→ **Directions for this task**
A complete response lists each line of the data below that includes the word "Martin".

→ **Provided material**
—————

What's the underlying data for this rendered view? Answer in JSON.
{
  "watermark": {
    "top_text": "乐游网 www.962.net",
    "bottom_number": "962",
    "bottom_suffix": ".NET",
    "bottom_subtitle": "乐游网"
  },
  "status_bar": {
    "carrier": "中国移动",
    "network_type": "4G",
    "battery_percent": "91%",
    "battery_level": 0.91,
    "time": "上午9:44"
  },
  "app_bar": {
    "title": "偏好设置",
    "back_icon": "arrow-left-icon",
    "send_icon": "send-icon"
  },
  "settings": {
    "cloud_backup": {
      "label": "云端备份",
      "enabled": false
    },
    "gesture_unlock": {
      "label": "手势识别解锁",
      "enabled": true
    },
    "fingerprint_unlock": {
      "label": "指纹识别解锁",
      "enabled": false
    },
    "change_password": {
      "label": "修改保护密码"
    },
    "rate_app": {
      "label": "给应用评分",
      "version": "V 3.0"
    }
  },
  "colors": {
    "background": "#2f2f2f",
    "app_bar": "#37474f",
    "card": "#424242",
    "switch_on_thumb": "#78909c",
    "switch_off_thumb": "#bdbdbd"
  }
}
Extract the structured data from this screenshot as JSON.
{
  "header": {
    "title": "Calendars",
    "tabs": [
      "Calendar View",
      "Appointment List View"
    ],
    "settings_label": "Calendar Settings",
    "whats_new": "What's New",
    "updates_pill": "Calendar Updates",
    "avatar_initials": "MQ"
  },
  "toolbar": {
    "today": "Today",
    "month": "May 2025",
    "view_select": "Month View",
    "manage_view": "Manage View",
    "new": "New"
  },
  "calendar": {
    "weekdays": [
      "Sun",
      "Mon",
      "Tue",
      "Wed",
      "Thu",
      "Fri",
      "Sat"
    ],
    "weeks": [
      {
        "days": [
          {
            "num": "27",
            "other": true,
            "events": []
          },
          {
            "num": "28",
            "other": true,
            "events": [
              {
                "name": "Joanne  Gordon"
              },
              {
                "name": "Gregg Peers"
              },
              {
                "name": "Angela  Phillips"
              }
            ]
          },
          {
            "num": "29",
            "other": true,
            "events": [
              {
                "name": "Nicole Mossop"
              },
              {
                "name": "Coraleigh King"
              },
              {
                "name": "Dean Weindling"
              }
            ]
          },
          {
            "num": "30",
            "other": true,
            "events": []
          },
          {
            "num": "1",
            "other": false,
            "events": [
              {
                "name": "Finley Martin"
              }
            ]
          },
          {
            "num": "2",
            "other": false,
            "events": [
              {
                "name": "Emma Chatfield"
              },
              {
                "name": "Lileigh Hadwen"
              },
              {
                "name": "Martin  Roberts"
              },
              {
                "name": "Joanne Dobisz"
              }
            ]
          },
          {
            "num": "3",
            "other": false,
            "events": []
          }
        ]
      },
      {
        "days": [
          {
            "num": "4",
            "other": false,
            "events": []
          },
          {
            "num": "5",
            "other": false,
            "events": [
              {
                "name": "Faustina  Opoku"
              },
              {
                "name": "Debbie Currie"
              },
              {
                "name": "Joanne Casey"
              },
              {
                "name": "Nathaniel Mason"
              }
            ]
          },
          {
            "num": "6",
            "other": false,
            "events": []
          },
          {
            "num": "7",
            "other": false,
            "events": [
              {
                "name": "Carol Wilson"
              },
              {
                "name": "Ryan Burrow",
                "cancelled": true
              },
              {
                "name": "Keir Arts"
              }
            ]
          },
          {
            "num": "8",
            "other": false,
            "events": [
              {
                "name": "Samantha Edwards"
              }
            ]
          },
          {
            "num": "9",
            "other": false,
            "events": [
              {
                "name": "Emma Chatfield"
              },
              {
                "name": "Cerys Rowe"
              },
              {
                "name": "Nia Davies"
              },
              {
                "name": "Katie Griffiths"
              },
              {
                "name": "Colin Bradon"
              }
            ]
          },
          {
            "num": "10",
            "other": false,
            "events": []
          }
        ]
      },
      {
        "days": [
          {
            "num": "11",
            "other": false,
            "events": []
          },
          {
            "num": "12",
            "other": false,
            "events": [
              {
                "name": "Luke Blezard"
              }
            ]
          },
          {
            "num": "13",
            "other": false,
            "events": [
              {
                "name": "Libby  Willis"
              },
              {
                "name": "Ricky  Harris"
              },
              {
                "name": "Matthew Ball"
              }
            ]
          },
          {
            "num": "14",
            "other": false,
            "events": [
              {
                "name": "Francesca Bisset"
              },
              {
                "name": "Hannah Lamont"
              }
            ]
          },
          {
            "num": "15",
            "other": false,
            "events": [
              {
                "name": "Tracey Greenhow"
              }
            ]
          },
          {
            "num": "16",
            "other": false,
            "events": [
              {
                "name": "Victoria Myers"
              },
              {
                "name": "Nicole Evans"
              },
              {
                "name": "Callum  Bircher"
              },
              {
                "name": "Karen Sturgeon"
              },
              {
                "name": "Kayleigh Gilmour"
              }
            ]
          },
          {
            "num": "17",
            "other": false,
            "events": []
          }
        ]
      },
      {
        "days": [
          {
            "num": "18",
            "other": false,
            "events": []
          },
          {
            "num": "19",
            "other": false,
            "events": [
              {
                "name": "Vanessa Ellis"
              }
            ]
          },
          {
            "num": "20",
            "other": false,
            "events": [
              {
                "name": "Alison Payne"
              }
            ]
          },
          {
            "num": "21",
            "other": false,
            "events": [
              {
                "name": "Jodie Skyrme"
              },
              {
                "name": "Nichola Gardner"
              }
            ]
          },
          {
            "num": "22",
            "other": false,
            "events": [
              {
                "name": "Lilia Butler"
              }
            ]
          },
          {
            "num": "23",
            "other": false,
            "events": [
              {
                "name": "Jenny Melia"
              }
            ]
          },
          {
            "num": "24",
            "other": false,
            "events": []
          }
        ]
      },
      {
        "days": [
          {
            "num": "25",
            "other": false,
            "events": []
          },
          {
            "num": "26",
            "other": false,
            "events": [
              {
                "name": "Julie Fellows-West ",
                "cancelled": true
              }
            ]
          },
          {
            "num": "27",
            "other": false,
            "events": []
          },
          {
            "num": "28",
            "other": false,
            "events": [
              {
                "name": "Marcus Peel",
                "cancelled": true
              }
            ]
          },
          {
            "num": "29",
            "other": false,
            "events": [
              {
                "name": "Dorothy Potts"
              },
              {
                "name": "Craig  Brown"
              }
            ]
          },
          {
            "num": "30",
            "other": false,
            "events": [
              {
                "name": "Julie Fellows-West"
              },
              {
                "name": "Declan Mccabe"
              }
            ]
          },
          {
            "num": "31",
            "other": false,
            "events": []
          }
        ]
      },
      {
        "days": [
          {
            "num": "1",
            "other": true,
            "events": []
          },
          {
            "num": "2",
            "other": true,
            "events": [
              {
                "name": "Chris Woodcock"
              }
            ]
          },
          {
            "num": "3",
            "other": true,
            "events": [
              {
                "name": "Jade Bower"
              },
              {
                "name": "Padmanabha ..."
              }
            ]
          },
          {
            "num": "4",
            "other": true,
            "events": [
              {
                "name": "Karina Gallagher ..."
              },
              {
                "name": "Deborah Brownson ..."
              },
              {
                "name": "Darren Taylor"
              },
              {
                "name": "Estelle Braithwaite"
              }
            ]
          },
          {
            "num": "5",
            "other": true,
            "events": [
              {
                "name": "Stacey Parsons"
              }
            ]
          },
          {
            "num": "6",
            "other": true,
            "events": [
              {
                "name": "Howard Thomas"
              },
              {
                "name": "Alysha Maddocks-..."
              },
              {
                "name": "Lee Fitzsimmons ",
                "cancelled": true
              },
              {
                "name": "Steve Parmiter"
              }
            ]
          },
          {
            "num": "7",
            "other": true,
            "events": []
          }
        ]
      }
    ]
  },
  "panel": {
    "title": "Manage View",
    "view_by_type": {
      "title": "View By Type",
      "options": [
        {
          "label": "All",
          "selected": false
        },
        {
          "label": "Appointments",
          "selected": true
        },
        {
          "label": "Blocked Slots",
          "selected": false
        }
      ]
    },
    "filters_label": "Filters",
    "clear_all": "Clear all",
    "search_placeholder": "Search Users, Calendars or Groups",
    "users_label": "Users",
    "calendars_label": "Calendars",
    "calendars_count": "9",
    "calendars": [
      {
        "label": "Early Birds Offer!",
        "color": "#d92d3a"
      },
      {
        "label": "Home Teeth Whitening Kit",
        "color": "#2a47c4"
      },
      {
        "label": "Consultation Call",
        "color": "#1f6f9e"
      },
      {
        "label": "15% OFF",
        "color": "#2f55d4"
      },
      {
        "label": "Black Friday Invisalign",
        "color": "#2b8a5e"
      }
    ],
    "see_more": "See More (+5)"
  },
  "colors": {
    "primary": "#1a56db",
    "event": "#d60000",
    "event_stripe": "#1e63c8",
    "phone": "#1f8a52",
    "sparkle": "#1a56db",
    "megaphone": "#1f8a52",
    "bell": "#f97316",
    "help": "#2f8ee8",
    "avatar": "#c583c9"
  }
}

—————

→ **Task answer**
                "name": "Finley Martin"
                "name": "Martin  Roberts"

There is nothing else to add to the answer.